##### Task material

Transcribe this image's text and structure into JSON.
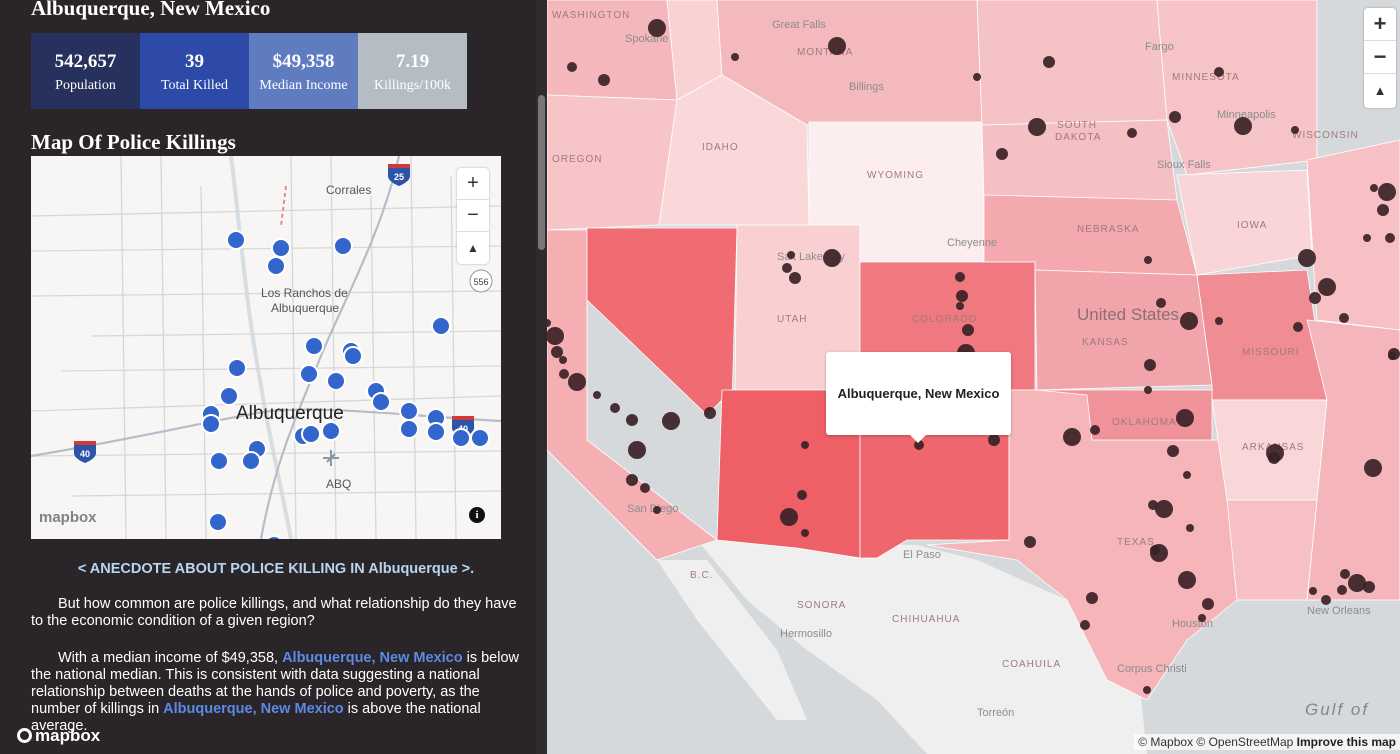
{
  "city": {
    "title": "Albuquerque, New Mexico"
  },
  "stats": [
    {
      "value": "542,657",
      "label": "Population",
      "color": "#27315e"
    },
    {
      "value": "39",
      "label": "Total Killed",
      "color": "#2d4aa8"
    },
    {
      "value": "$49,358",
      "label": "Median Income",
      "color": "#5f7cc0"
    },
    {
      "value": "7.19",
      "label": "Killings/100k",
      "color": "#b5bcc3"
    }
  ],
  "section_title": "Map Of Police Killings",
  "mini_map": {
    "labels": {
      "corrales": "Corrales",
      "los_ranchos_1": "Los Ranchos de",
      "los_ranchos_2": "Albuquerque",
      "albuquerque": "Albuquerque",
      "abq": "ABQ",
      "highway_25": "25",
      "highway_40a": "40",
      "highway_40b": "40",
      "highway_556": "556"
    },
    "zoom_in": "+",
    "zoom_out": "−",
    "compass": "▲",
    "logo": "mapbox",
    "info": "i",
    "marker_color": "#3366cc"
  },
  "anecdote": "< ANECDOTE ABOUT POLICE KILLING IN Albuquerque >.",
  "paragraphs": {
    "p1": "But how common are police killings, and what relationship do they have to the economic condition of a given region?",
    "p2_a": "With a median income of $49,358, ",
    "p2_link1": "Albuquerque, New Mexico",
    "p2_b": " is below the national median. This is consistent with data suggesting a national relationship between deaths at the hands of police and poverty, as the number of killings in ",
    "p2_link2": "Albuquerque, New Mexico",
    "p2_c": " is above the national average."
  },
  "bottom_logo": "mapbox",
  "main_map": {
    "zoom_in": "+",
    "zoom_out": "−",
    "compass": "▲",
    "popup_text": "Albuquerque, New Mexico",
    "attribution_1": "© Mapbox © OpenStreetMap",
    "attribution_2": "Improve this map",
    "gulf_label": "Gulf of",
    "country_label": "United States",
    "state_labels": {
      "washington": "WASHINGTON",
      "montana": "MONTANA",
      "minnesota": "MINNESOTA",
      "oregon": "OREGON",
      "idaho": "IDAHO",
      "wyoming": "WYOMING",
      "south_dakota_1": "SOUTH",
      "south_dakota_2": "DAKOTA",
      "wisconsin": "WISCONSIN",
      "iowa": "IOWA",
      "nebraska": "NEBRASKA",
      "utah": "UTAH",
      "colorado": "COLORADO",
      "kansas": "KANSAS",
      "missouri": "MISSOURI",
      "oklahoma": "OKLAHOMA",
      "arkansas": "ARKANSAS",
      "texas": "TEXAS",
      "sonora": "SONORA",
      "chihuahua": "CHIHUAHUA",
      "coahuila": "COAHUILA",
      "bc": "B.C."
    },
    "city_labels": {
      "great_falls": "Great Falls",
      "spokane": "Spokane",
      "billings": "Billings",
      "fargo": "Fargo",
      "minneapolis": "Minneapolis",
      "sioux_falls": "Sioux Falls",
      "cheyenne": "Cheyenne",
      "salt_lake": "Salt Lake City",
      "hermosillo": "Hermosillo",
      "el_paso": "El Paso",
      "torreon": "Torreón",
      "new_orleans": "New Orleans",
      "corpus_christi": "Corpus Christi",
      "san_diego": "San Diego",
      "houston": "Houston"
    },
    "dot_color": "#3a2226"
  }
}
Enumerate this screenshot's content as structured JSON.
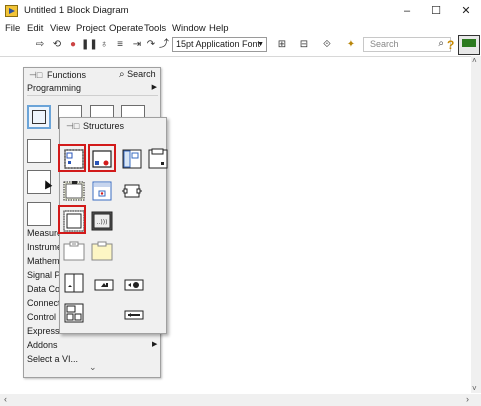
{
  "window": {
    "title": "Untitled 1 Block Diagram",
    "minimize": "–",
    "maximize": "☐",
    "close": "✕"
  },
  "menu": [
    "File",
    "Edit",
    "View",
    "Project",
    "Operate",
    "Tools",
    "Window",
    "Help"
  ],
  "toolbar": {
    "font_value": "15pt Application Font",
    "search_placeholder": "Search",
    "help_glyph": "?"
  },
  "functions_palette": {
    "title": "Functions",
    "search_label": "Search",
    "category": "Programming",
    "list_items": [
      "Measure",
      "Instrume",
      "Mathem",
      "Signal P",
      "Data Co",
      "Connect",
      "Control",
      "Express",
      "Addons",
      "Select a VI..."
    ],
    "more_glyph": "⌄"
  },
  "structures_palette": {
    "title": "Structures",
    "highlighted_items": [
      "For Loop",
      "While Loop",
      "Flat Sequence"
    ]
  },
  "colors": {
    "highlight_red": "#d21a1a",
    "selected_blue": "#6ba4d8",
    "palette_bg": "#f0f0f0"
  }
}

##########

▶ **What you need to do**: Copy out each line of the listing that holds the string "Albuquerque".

▶ **Your response**:
    "title": "Albuquerque, New Mexico"
      "los_ranchos_2": "Albuquerque",
      "albuquerque": "Albuquerque",
  "anecdote": "< ANECDOTE ABOUT POLICE KILLING IN Albuquerque >.",
    "p2_link1": "Albuquerque, New Mexico",
    "p2_link2": "Albuquerque, New Mexico",
    "popup_text": "Albuquerque, New Mexico",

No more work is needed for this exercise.